The scheme for 55 new homes on land off Richmond Avenue were being discussed during a meeting of the Ribby with Wrea Parish Council at Wrea Green Institute last night.
And councillors at the meeting voted to object to the plans on the grounds they would have a detrimental effect on highways and education in the area, when they go before Fylde Council planning chiefs.
Coun John Molyneau said the proposal went against “everything that Wrea Green stands for”.
The meeting was told Save Wrea Green Action Group (SWAG) had gathered 176 signatures for a petition opposing the proposed development.
And group member John Rowson claimed the proposal breached 32 of Fylde Council’s planning policies.
He added: “I think it fails on all counts, it really shouldn’t be entertained.
“There are 50 houses for sale in Wrea Green so I don’t see the need for it.”
One of the main areas of objection to the plans was the lack of parking.
Mr Rowson added: “How do you get an ambulance through there if there are parked cars around?”
Another SWAG member Liz Rugman spoke about the environmental impact the proposed development could have, claiming it would compound a sewage problem which already exists in the village.

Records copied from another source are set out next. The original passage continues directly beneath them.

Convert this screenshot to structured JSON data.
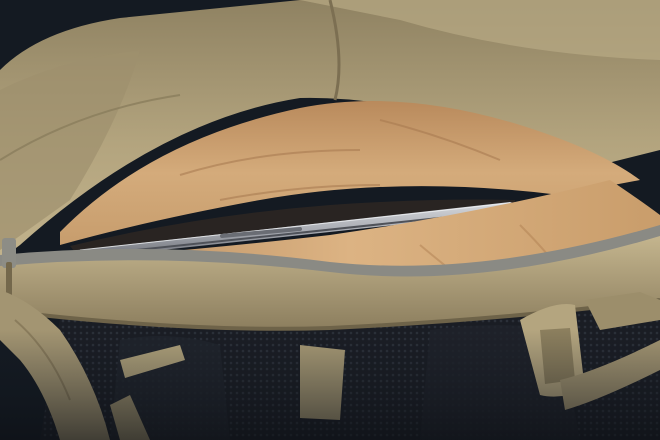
{
  "photo": {
    "subject": "",
    "palette": {
      "background_dark": "#141a22",
      "fabric_khaki": "#a99a74",
      "fabric_khaki_dark": "#7f7254",
      "fabric_khaki_light": "#c3b48f",
      "lining_tan": "#d2a877",
      "lining_tan_dark": "#a97f56",
      "laptop_silver": "#b9bcc2",
      "laptop_edge_dark": "#5e6168",
      "zipper_grey": "#8a8a84",
      "mesh_black": "#1c1f26",
      "strap_khaki": "#b1a37c"
    }
  }
}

She also commented on the unfeasibility of the development’s car parking plans, adding: “The police have suggested painting double yellow lines but that is unfair and unreasonable.
“It will merely move parked vehicles away from the estate and cause more problems for everyone.
“This application is flawed.”
Chairman of the council, Coun Janet Ward lives close to the proposed land.
She said: “My back garden regularly floods and the smell which comes up is unbelievable. As far as I’m concerned the sewage there is dreadful and they can’t cope with the houses there at the moment.”
The council unanimously voted to oppose the scheme when it goes before borough planners.
Members also decided to object on the grounds that 17 affordable houses planned as part of the scheme were not needed in a village with an ageing population.